━━ Data extracts ━━
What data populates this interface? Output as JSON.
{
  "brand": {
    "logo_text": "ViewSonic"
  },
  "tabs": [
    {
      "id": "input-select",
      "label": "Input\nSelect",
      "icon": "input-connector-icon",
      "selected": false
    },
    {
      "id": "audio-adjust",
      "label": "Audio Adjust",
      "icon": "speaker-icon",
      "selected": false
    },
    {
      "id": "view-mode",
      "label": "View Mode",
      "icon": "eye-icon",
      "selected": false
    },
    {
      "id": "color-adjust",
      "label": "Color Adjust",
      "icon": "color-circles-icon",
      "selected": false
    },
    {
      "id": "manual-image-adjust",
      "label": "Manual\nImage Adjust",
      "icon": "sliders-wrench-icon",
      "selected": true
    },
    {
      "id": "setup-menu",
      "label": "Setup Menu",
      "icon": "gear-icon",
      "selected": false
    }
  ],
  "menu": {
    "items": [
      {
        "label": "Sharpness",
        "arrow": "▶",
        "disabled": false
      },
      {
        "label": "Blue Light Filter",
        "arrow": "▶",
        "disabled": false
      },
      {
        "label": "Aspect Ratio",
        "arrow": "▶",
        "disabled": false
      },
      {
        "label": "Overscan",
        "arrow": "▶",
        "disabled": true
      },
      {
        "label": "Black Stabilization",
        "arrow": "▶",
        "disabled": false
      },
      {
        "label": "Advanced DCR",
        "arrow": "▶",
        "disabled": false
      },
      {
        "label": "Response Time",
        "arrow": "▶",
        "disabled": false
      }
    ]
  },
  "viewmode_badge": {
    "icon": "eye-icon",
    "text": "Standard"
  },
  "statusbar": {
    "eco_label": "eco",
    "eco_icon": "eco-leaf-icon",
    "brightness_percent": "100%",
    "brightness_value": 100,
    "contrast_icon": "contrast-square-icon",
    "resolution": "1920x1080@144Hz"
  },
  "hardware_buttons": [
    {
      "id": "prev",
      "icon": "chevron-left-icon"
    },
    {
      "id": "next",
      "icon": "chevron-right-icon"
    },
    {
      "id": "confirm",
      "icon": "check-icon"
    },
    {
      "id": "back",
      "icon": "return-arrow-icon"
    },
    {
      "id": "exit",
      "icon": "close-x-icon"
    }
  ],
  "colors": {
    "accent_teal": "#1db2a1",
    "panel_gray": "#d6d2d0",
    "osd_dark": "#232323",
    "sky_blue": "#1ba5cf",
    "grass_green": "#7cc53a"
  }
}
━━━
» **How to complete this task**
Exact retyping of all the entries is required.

» **Task result**
What data populates this interface? Output as JSON.
{
  "brand": {
    "logo_text": "ViewSonic"
  },
  "tabs": [
    {
      "id": "input-select",
      "label": "Input\nSelect",
      "icon": "input-connector-icon",
      "selected": false
    },
    {
      "id": "audio-adjust",
      "label": "Audio Adjust",
      "icon": "speaker-icon",
      "selected": false
    },
    {
      "id": "view-mode",
      "label": "View Mode",
      "icon": "eye-icon",
      "selected": false
    },
    {
      "id": "color-adjust",
      "label": "Color Adjust",
      "icon": "color-circles-icon",
      "selected": false
    },
    {
      "id": "manual-image-adjust",
      "label": "Manual\nImage Adjust",
      "icon": "sliders-wrench-icon",
      "selected": true
    },
    {
      "id": "setup-menu",
      "label": "Setup Menu",
      "icon": "gear-icon",
      "selected": false
    }
  ],
  "menu": {
    "items": [
      {
        "label": "Sharpness",
        "arrow": "▶",
        "disabled": false
      },
      {
        "label": "Blue Light Filter",
        "arrow": "▶",
        "disabled": false
      },
      {
        "label": "Aspect Ratio",
        "arrow": "▶",
        "disabled": false
      },
      {
        "label": "Overscan",
        "arrow": "▶",
        "disabled": true
      },
      {
        "label": "Black Stabilization",
        "arrow": "▶",
        "disabled": false
      },
      {
        "label": "Advanced DCR",
        "arrow": "▶",
        "disabled": false
      },
      {
        "label": "Response Time",
        "arrow": "▶",
        "disabled": false
      }
    ]
  },
  "viewmode_badge": {
    "icon": "eye-icon",
    "text": "Standard"
  },
  "statusbar": {
    "eco_label": "eco",
    "eco_icon": "eco-leaf-icon",
    "brightness_percent": "100%",
    "brightness_value": 100,
    "contrast_icon": "contrast-square-icon",
    "resolution": "1920x1080@144Hz"
  },
  "hardware_buttons": [
    {
      "id": "prev",
      "icon": "chevron-left-icon"
    },
    {
      "id": "next",
      "icon": "chevron-right-icon"
    },
    {
      "id": "confirm",
      "icon": "check-icon"
    },
    {
      "id": "back",
      "icon": "return-arrow-icon"
    },
    {
      "id": "exit",
      "icon": "close-x-icon"
    }
  ],
  "colors": {
    "accent_teal": "#1db2a1",
    "panel_gray": "#d6d2d0",
    "osd_dark": "#232323",
    "sky_blue": "#1ba5cf",
    "grass_green": "#7cc53a"
  }
}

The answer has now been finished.